This is what you've done, each Week. I arrange the rows in reverse chronological order, because there are some Losers, and they know who they are, who check up on my points-awarding every Week.

But I would just like to reiterate that such checking up is not a problem for me. I have said many times that each Loser's enlightened self-interest is my best QA.

If you wish to see what your ink was, refer to the Master Contest List or search All Invitational Text. Remember that Types I, P, some H, and sometimes A are seen "above the Report" -- that is, if they are listed here for Week 7777, for example, they will be found in text files or images of Week 7777. Everything else will be found in a "Report" section of a file two, three, or four weeks later; 7781 in this Example.

If you see any error, please let me know,

Key to Ink Types:

1274 Heading for a foal -- our horse name 'breeding' contest Your job is to "breed" any two names of the 360 horses nominated for this year's Triple Crown races and name the "foal" to reflect both names. H
1246 Questionable journalism Find any sentence (or a substantive part of a sentence) that appears in The Post or another publication, in print or online, dated Sept. 21-Oct. 2, and pair it with a question it might answer. H
1239 MASH 3  Combine two movie titles and  describe the result. H
1227 Celebrate ortho-diversity! Name and describe a new life form -- and no letter in the term may be used twice.

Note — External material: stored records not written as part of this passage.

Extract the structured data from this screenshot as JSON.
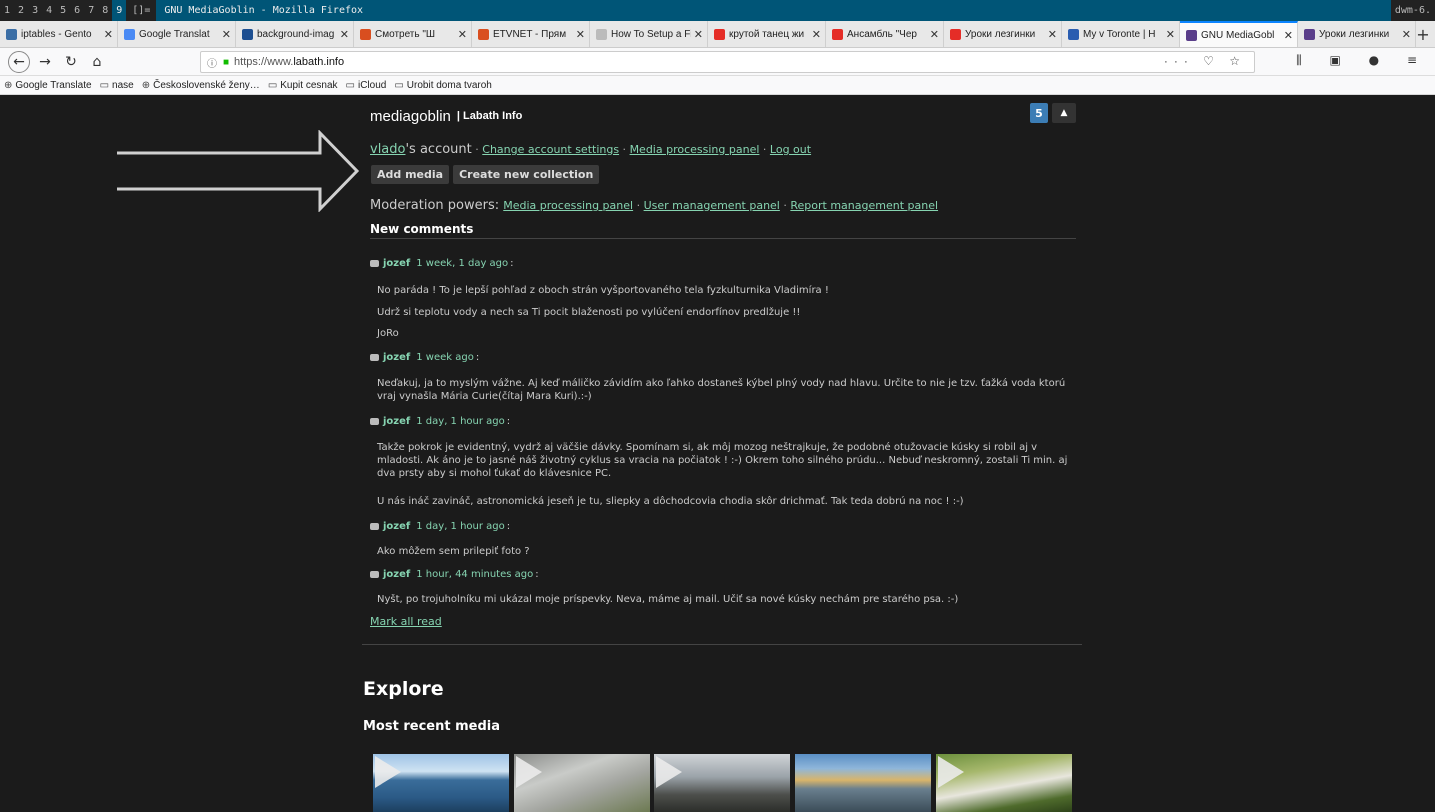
{
  "dwm": {
    "tags": [
      "1",
      "2",
      "3",
      "4",
      "5",
      "6",
      "7",
      "8",
      "9"
    ],
    "layout": "[]=",
    "window_title": "GNU MediaGoblin - Mozilla Firefox",
    "status": "dwm-6."
  },
  "browser": {
    "tabs": [
      {
        "label": "iptables - Gento",
        "color": "#3b6ea5"
      },
      {
        "label": "Google Translat",
        "color": "#4a8af4"
      },
      {
        "label": "background-imag",
        "color": "#1d4f91"
      },
      {
        "label": "Смотреть \"Ш",
        "color": "#d94e1f"
      },
      {
        "label": "ETVNET - Прям",
        "color": "#d94e1f"
      },
      {
        "label": "How To Setup a Fir",
        "color": "#bbbbbb"
      },
      {
        "label": "крутой танец жи",
        "color": "#e52d27"
      },
      {
        "label": "Ансамбль \"Чер",
        "color": "#e52d27"
      },
      {
        "label": "Уроки лезгинки",
        "color": "#e52d27"
      },
      {
        "label": "My v Toronte | H",
        "color": "#2a5db0"
      },
      {
        "label": "GNU MediaGobl",
        "color": "#5a3e8a",
        "active": true
      },
      {
        "label": "Уроки лезгинки",
        "color": "#5a3e8a"
      }
    ],
    "close_glyph": "✕",
    "new_tab_glyph": "+",
    "url_prefix": "https://www.",
    "url_domain": "labath.info",
    "page_actions": "··· ♡ ☆",
    "toolbar_right": "⫼ ▣ ● ≡",
    "bookmarks": [
      {
        "label": "Google Translate",
        "icon": "globe-icon"
      },
      {
        "label": "nase",
        "icon": "folder-icon"
      },
      {
        "label": "Československé ženy…",
        "icon": "globe-icon"
      },
      {
        "label": "Kupit cesnak",
        "icon": "folder-icon"
      },
      {
        "label": "iCloud",
        "icon": "folder-icon"
      },
      {
        "label": "Urobit doma tvaroh",
        "icon": "folder-icon"
      }
    ]
  },
  "site": {
    "logo": "mediagoblin",
    "name": "| Labath Info",
    "notification_count": "5",
    "toggle": "▲"
  },
  "account": {
    "user": "vlado",
    "suffix": "'s account",
    "links": [
      "Change account settings",
      "Media processing panel",
      "Log out"
    ],
    "sep": " · "
  },
  "buttons": {
    "add_media": "Add media",
    "create_collection": "Create new collection"
  },
  "moderation": {
    "label": "Moderation powers:",
    "links": [
      "Media processing panel",
      "User management panel",
      "Report management panel"
    ]
  },
  "new_comments_title": "New comments",
  "comments": [
    {
      "author": "jozef",
      "when": "1 week, 1 day ago",
      "paragraphs": [
        "No paráda ! To je lepší pohľad z oboch strán vyšportovaného tela fyzkulturnika Vladimíra !",
        "Udrž si teplotu vody a nech sa Ti pocit blaženosti po vylúčení endorfínov predlžuje !!",
        "JoRo"
      ]
    },
    {
      "author": "jozef",
      "when": "1 week ago",
      "paragraphs": [
        "Neďakuj, ja to myslým vážne. Aj keď máličko závidím ako ľahko dostaneš kýbel plný vody nad hlavu. Určite to nie je tzv. ťažká voda ktorú vraj vynašla Mária Curie(čítaj Mara Kuri).:-)"
      ]
    },
    {
      "author": "jozef",
      "when": "1 day, 1 hour ago",
      "paragraphs": [
        "Takže pokrok je evidentný, vydrž aj väčšie dávky. Spomínam si, ak môj mozog neštrajkuje, že podobné otužovacie kúsky si robil aj v mladosti. Ak áno je to jasné náš životný cyklus sa vracia na počiatok ! :-) Okrem toho silného prúdu... Nebuď neskromný, zostali Ti min. aj dva prsty aby si mohol ťukať do klávesnice PC.",
        "U nás ináč zavináč, astronomická jeseň je tu, sliepky a dôchodcovia chodia skôr drichmať. Tak teda dobrú na noc ! :-)"
      ]
    },
    {
      "author": "jozef",
      "when": "1 day, 1 hour ago",
      "paragraphs": [
        "Ako môžem sem prilepiť foto ?"
      ]
    },
    {
      "author": "jozef",
      "when": "1 hour, 44 minutes ago",
      "paragraphs": [
        "Nyšt, po trojuholníku mi ukázal moje príspevky. Neva, máme aj mail. Učiť sa nové kúsky nechám pre starého psa. :-)"
      ]
    }
  ],
  "mark_all_read": "Mark all read",
  "explore": "Explore",
  "most_recent_media": "Most recent media",
  "colors": {
    "accent_link": "#86d4b1",
    "notif_badge": "#3c7db5",
    "page_bg": "#1b1b1b"
  }
}
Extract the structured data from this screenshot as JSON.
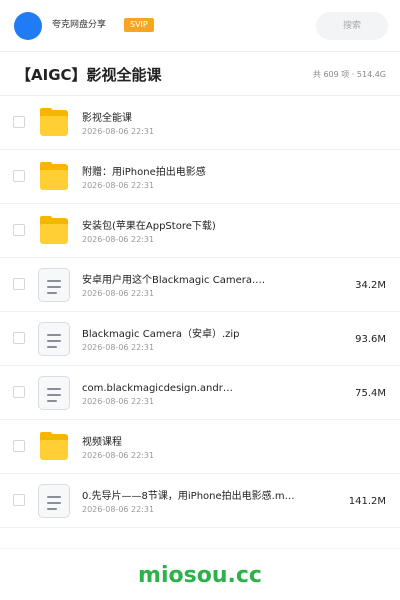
{
  "header": {
    "brand": "夸克网盘分享",
    "badge": "SVIP",
    "search_placeholder": "搜索"
  },
  "titlebar": {
    "title": "【AIGC】影视全能课",
    "summary": "共 609 项 · 514.4G"
  },
  "items": [
    {
      "type": "folder",
      "name": "影视全能课",
      "date": "2026-08-06 22:31",
      "size": ""
    },
    {
      "type": "folder",
      "name": "附赠：用iPhone拍出电影感",
      "date": "2026-08-06 22:31",
      "size": ""
    },
    {
      "type": "folder",
      "name": "安装包(苹果在AppStore下载)",
      "date": "2026-08-06 22:31",
      "size": ""
    },
    {
      "type": "file",
      "name": "安卓用户用这个Blackmagic Camera.…",
      "date": "2026-08-06 22:31",
      "size": "34.2M"
    },
    {
      "type": "file",
      "name": "Blackmagic Camera（安卓）.zip",
      "date": "2026-08-06 22:31",
      "size": "93.6M"
    },
    {
      "type": "file",
      "name": "com.blackmagicdesign.andr…",
      "date": "2026-08-06 22:31",
      "size": "75.4M"
    },
    {
      "type": "folder",
      "name": "视频课程",
      "date": "2026-08-06 22:31",
      "size": ""
    },
    {
      "type": "file",
      "name": "0.先导片——8节课，用iPhone拍出电影感.m…",
      "date": "2026-08-06 22:31",
      "size": "141.2M"
    }
  ],
  "footer": {
    "watermark": "miosou.cc"
  },
  "colors": {
    "accent": "#1f7cf5",
    "badge": "#f5a623",
    "folder": "#ffcf33",
    "watermark": "#2bb34a"
  }
}
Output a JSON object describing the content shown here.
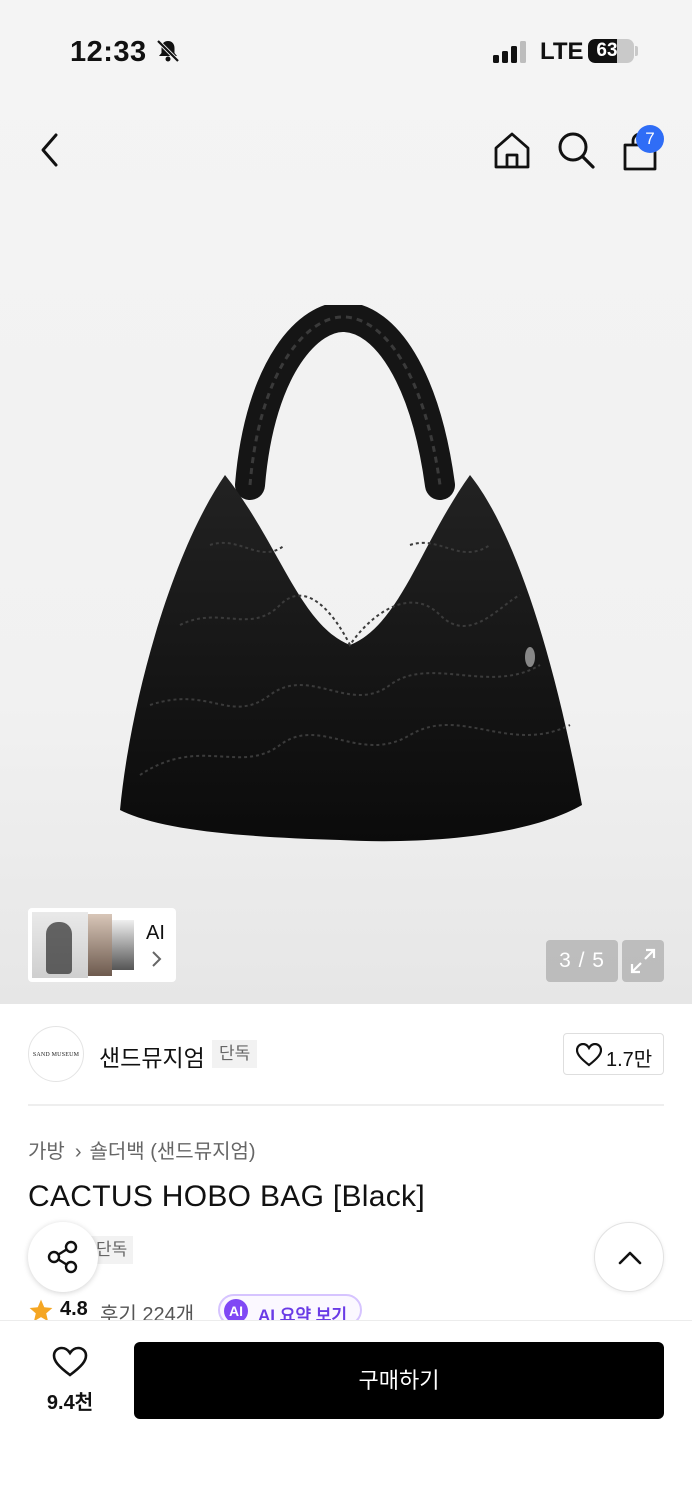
{
  "status_bar": {
    "time": "12:33",
    "network": "LTE",
    "battery": "63"
  },
  "header": {
    "cart_count": "7"
  },
  "gallery": {
    "ai_label": "AI",
    "counter": "3 / 5"
  },
  "brand": {
    "logo_text": "SAND MUSEUM",
    "name": "샌드뮤지엄",
    "tag": "단독",
    "likes": "1.7만"
  },
  "breadcrumb": {
    "category": "가방",
    "separator": "›",
    "subcategory": "숄더백 (샌드뮤지엄)"
  },
  "product": {
    "title": "CACTUS HOBO BAG [Black]",
    "badge": "단독",
    "rating": "4.8",
    "reviews": "후기 224개",
    "ai_icon": "AI",
    "ai_summary": "AI 요약 보기"
  },
  "bottom": {
    "wish_count": "9.4천",
    "buy_label": "구매하기"
  },
  "colors": {
    "accent_blue": "#2f6df6",
    "ai_purple": "#8048f5",
    "star": "#f5a623"
  }
}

H
1222 Foaling around "Breed" any two of the provided racehorses nominated for this year's Kentucky Derby, Preakness and Belmont; and name the foal to reflect both of them. H
1218 Mess with our -- or anyone else's -- heads Reinterpret (or comment wryly on) a headline appearing in the Post (print or online or another publication dated March 9-20) by writing a bankhead, or subtitle. H
1209 Invented facts: A fictoid contest Tell us a humorously untrue account of how a product or invention came to be, or got its name. H H
1200 The definitive dozen Supply a word, name or multi-word term along with a wry definition or description; together, the term and description must total exactly 12 words. H H
1192 Ask Backwards The 15 provided phrases above are the answers. You provide  the questions to as many as you’d like (up to 25 entries  total).  H
1190 You're workin' on a chain, gang Create a chain of no more than 15 proper nouns — names of people (real or fictional), products, places, etc. — including one title of a work — in which each H
1188 Just short words, one more time Explain some concept or philosophy entirely in words of one syllable. H
1186 We're always happy to verse you  Write a humorous poem, of any form, about or “by” the anagram of anyone’s name. H
1172 Pieces of 'Pie' Write a short passage -- an observation, a joke, a dialogue, a poem, anything -- using only words that appear in the song "American Pie". W
1162 An 8-year Re-Onion Write a fictional Onion-type headline. H
1154 Tabby Road -- songs for cats Write a song for -- or about -- cats or other animals, set to a familiar tune. H
1125 The song remains the sa Supply a real song title that has the end or beginning -- or, what the heck, both -- chopped off and describe it. H
1120 Celebrating our differences Each of the provided 17 items appeared in a different Style Invitational compare/contrast contest from 1996 to 2014. Explain how any two of the are alike or different or otherwise linked. H
1118 Breed 'em and weep Breed any two of the provided 100 racehorses nominated for this year's Triple Crown events and name the foal the reflect both names. H
1116 Punning in place Create a new term using only the letters in a place name. You don't have to use all the letters, but you can't use a letter more often than it appears in the word. H
1107 Send us the bill Combine two or more names from the list of members of Congress on this page to "cosponsor" a bill based on their combined last names, and state its purpose. H


Here is, I hope, most of your ink to be found in the All Invitational Text list. I have to find these with what are called regular expressions, which is a method used in a lot of programming languages to find and modify certain text strings in larger corpora. Basically I look for something like this:

"Report From Week 758"


"And from The Style Invitational four weeks ago . . ."

and then some text, your name, and your town, arranged in this familiar way:

"GlaxoSmithKline: I have six kids named Chesterfield, Winston, Lark, BensonHedges, Doral and Kool. If I name my new baby Nicorette, can I get a free coupon for your products? (Jennifer Hart, Arlington)"

I don't catch everything, but I believe I find 90%.

Unlike in the table to the left, I've arranged these in chronological order, so you can see how your humor matured, like a forgotten cheese deep in the walls of an old house. You started out, perhaps in Year 1, sending in riddles you sort of remembered from grade school, and now look at ya, ain't you Dorothy Parker.

[still working on this ...]